**** Record excerpts ****

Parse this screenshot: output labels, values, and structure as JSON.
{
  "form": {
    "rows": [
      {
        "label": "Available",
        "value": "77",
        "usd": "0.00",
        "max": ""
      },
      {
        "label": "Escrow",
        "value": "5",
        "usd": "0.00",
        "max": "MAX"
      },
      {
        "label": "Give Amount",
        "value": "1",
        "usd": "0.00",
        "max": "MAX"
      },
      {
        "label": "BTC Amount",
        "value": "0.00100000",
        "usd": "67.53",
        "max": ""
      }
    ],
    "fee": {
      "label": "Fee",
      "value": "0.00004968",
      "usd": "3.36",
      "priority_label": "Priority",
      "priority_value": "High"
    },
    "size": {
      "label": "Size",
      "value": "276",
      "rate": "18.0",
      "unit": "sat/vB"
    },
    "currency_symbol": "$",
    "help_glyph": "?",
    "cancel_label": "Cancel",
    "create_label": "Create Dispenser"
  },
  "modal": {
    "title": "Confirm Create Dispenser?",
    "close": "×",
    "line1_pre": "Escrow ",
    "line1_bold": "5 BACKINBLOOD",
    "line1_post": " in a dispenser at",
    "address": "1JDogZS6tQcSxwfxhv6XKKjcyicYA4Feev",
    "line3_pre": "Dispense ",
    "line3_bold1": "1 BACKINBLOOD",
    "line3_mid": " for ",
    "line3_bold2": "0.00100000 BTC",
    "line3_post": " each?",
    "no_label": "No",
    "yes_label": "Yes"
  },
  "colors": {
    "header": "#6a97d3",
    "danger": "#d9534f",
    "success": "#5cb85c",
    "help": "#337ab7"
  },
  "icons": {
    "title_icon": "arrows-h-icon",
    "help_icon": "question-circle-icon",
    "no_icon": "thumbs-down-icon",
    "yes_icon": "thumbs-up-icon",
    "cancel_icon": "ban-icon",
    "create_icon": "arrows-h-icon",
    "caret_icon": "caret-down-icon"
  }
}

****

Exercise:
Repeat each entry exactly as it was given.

Your response:
Parse this screenshot: output labels, values, and structure as JSON.
{
  "form": {
    "rows": [
      {
        "label": "Available",
        "value": "77",
        "usd": "0.00",
        "max": ""
      },
      {
        "label": "Escrow",
        "value": "5",
        "usd": "0.00",
        "max": "MAX"
      },
      {
        "label": "Give Amount",
        "value": "1",
        "usd": "0.00",
        "max": "MAX"
      },
      {
        "label": "BTC Amount",
        "value": "0.00100000",
        "usd": "67.53",
        "max": ""
      }
    ],
    "fee": {
      "label": "Fee",
      "value": "0.00004968",
      "usd": "3.36",
      "priority_label": "Priority",
      "priority_value": "High"
    },
    "size": {
      "label": "Size",
      "value": "276",
      "rate": "18.0",
      "unit": "sat/vB"
    },
    "currency_symbol": "$",
    "help_glyph": "?",
    "cancel_label": "Cancel",
    "create_label": "Create Dispenser"
  },
  "modal": {
    "title": "Confirm Create Dispenser?",
    "close": "×",
    "line1_pre": "Escrow ",
    "line1_bold": "5 BACKINBLOOD",
    "line1_post": " in a dispenser at",
    "address": "1JDogZS6tQcSxwfxhv6XKKjcyicYA4Feev",
    "line3_pre": "Dispense ",
    "line3_bold1": "1 BACKINBLOOD",
    "line3_mid": " for ",
    "line3_bold2": "0.00100000 BTC",
    "line3_post": " each?",
    "no_label": "No",
    "yes_label": "Yes"
  },
  "colors": {
    "header": "#6a97d3",
    "danger": "#d9534f",
    "success": "#5cb85c",
    "help": "#337ab7"
  },
  "icons": {
    "title_icon": "arrows-h-icon",
    "help_icon": "question-circle-icon",
    "no_icon": "thumbs-down-icon",
    "yes_icon": "thumbs-up-icon",
    "cancel_icon": "ban-icon",
    "create_icon": "arrows-h-icon",
    "caret_icon": "caret-down-icon"
  }
}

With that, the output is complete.